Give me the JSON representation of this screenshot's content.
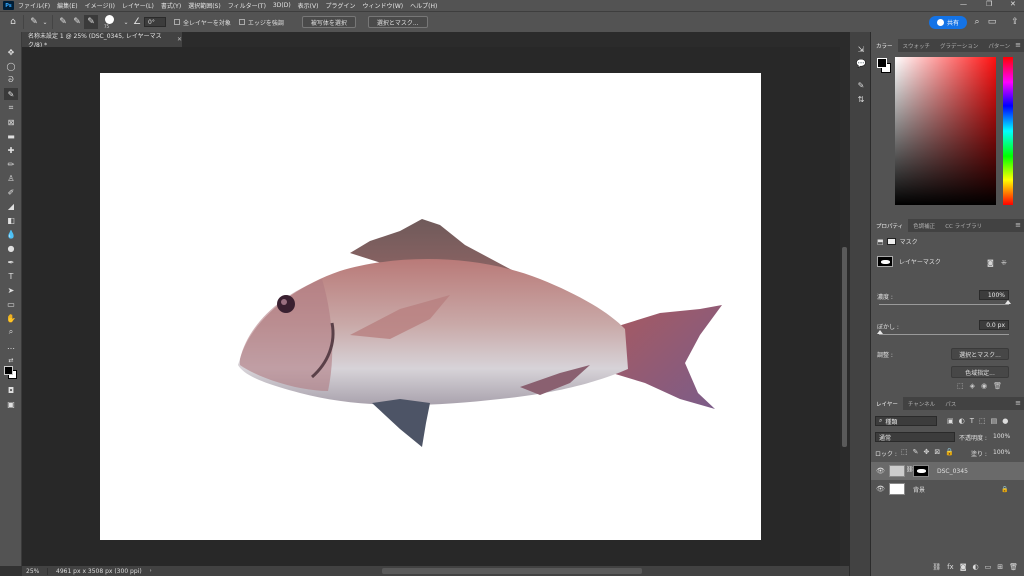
{
  "menubar": {
    "items": [
      "ファイル(F)",
      "編集(E)",
      "イメージ(I)",
      "レイヤー(L)",
      "書式(Y)",
      "選択範囲(S)",
      "フィルター(T)",
      "3D(D)",
      "表示(V)",
      "プラグイン",
      "ウィンドウ(W)",
      "ヘルプ(H)"
    ],
    "logo": "Ps"
  },
  "optbar": {
    "brush_size": "75",
    "angle": "0°",
    "sample_all_layers": "全レイヤーを対象",
    "enhance_edge": "エッジを強調",
    "select_subject": "被写体を選択",
    "select_and_mask": "選択とマスク...",
    "share": "共有"
  },
  "document": {
    "tab_title": "名称未設定 1 @ 25% (DSC_0345, レイヤーマスク/8) *",
    "zoom": "25%",
    "info": "4961 px x 3508 px (300 ppi)"
  },
  "color_panel": {
    "tabs": [
      "カラー",
      "スウォッチ",
      "グラデーション",
      "パターン"
    ],
    "foreground": "#000000",
    "background": "#ffffff"
  },
  "properties_panel": {
    "tabs": [
      "プロパティ",
      "色調補正",
      "CC ライブラリ"
    ],
    "mask_label": "マスク",
    "layer_mask_label": "レイヤーマスク",
    "density_label": "濃度 :",
    "density_value": "100%",
    "feather_label": "ぼかし :",
    "feather_value": "0.0 px",
    "refine_label": "調整 :",
    "select_and_mask_btn": "選択とマスク...",
    "color_range_btn": "色域指定..."
  },
  "layers_panel": {
    "tabs": [
      "レイヤー",
      "チャンネル",
      "パス"
    ],
    "filter_kind": "種類",
    "blend_mode": "通常",
    "opacity_label": "不透明度 :",
    "opacity_value": "100%",
    "lock_label": "ロック :",
    "fill_label": "塗り :",
    "fill_value": "100%",
    "layers": [
      {
        "name": "DSC_0345",
        "selected": true
      },
      {
        "name": "背景",
        "selected": false
      }
    ]
  }
}
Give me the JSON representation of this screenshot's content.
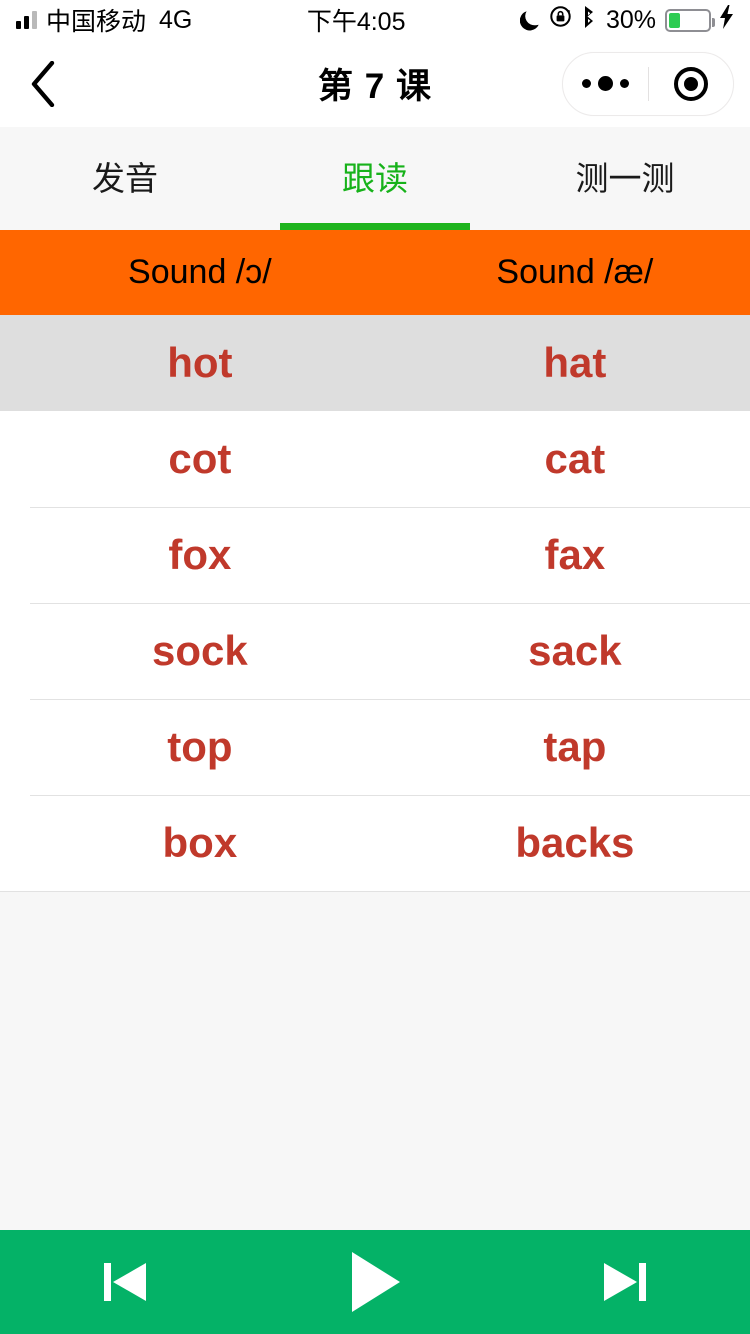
{
  "status_bar": {
    "carrier": "中国移动",
    "network": "4G",
    "time": "下午4:05",
    "battery_percent": "30%",
    "battery_level": 30,
    "icons": [
      "signal-bars-icon",
      "do-not-disturb-moon-icon",
      "rotation-lock-icon",
      "bluetooth-icon",
      "battery-icon",
      "charging-bolt-icon"
    ]
  },
  "nav_bar": {
    "back_icon": "chevron-left-icon",
    "title": "第 7 课",
    "capsule": {
      "menu_icon": "ellipsis-icon",
      "target_icon": "target-circle-icon"
    }
  },
  "tabs": {
    "active_index": 1,
    "items": [
      {
        "label": "发音"
      },
      {
        "label": "跟读"
      },
      {
        "label": "测一测"
      }
    ],
    "active_color": "#1fb41d"
  },
  "sound_header": {
    "background": "#ff6600",
    "columns": [
      "Sound /ɔ/",
      "Sound /æ/"
    ]
  },
  "word_list": {
    "word_color": "#c0392b",
    "selected_row_index": 0,
    "selected_row_background": "#dedede",
    "rows": [
      {
        "left": "hot",
        "right": "hat"
      },
      {
        "left": "cot",
        "right": "cat"
      },
      {
        "left": "fox",
        "right": "fax"
      },
      {
        "left": "sock",
        "right": "sack"
      },
      {
        "left": "top",
        "right": "tap"
      },
      {
        "left": "box",
        "right": "backs"
      }
    ]
  },
  "player": {
    "background": "#04b267",
    "prev_icon": "skip-previous-icon",
    "play_icon": "play-icon",
    "next_icon": "skip-next-icon"
  }
}
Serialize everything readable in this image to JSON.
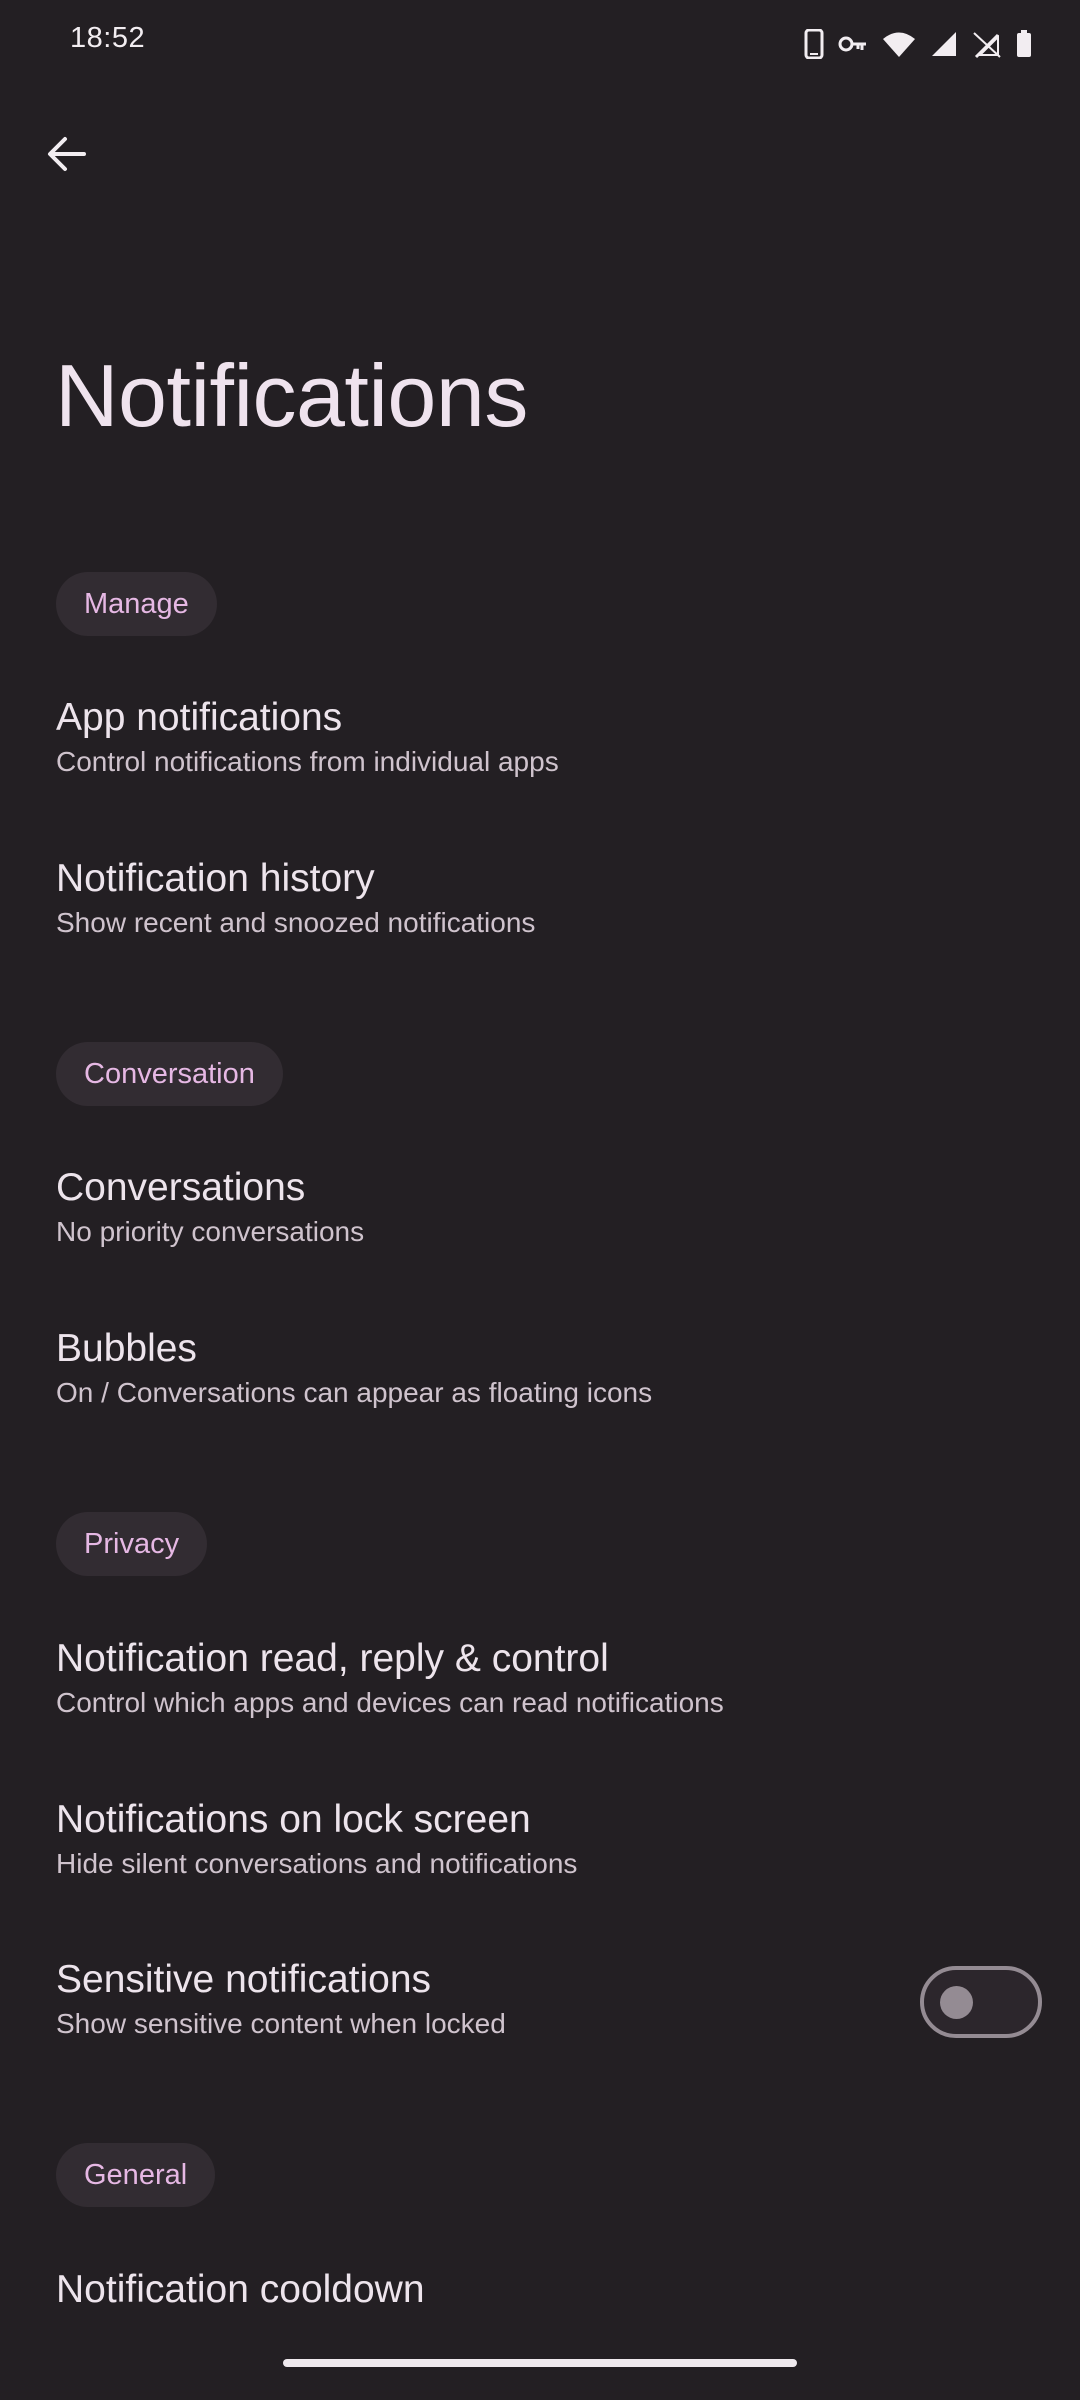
{
  "status_bar": {
    "time": "18:52",
    "icons": [
      "phone-icon",
      "vpn-key-icon",
      "wifi-icon",
      "signal-icon",
      "no-data-icon",
      "battery-icon"
    ]
  },
  "header": {
    "back_icon": "arrow-left-icon",
    "title": "Notifications"
  },
  "sections": {
    "manage": {
      "label": "Manage",
      "items": [
        {
          "title": "App notifications",
          "summary": "Control notifications from individual apps"
        },
        {
          "title": "Notification history",
          "summary": "Show recent and snoozed notifications"
        }
      ]
    },
    "conversation": {
      "label": "Conversation",
      "items": [
        {
          "title": "Conversations",
          "summary": "No priority conversations"
        },
        {
          "title": "Bubbles",
          "summary": "On / Conversations can appear as floating icons"
        }
      ]
    },
    "privacy": {
      "label": "Privacy",
      "items": [
        {
          "title": "Notification read, reply & control",
          "summary": "Control which apps and devices can read notifications"
        },
        {
          "title": "Notifications on lock screen",
          "summary": "Hide silent conversations and notifications"
        },
        {
          "title": "Sensitive notifications",
          "summary": "Show sensitive content when locked",
          "toggle_on": false
        }
      ]
    },
    "general": {
      "label": "General",
      "items": [
        {
          "title": "Notification cooldown"
        }
      ]
    }
  },
  "colors": {
    "background": "#231f23",
    "chip_background": "#322c32",
    "chip_text": "#e6b8e4",
    "title_text": "#ede4ec",
    "summary_text": "#cfc3cd",
    "toggle_off": "#948b93"
  }
}
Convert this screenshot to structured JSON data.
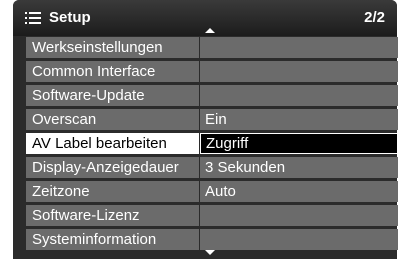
{
  "header": {
    "icon": "menu-list-icon",
    "title": "Setup",
    "page_indicator": "2/2"
  },
  "items": [
    {
      "label": "Werkseinstellungen",
      "value": ""
    },
    {
      "label": "Common Interface",
      "value": ""
    },
    {
      "label": "Software-Update",
      "value": ""
    },
    {
      "label": "Overscan",
      "value": "Ein"
    },
    {
      "label": "AV Label bearbeiten",
      "value": "Zugriff",
      "selected": true
    },
    {
      "label": "Display-Anzeigedauer",
      "value": "3 Sekunden"
    },
    {
      "label": "Zeitzone",
      "value": "Auto"
    },
    {
      "label": "Software-Lizenz",
      "value": ""
    },
    {
      "label": "Systeminformation",
      "value": ""
    }
  ],
  "colors": {
    "frame": "#2b2b2b",
    "row": "#6b6b6b",
    "selected_label": "#ffffff",
    "selected_value": "#000000"
  }
}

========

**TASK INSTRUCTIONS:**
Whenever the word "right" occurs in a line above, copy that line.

**ANSWER FOR THE TASK:**
        "right": "hat"
        "right": "cat"
        "right": "fax"
        "right": "sack"
        "right": "tap"
        "right": "backs"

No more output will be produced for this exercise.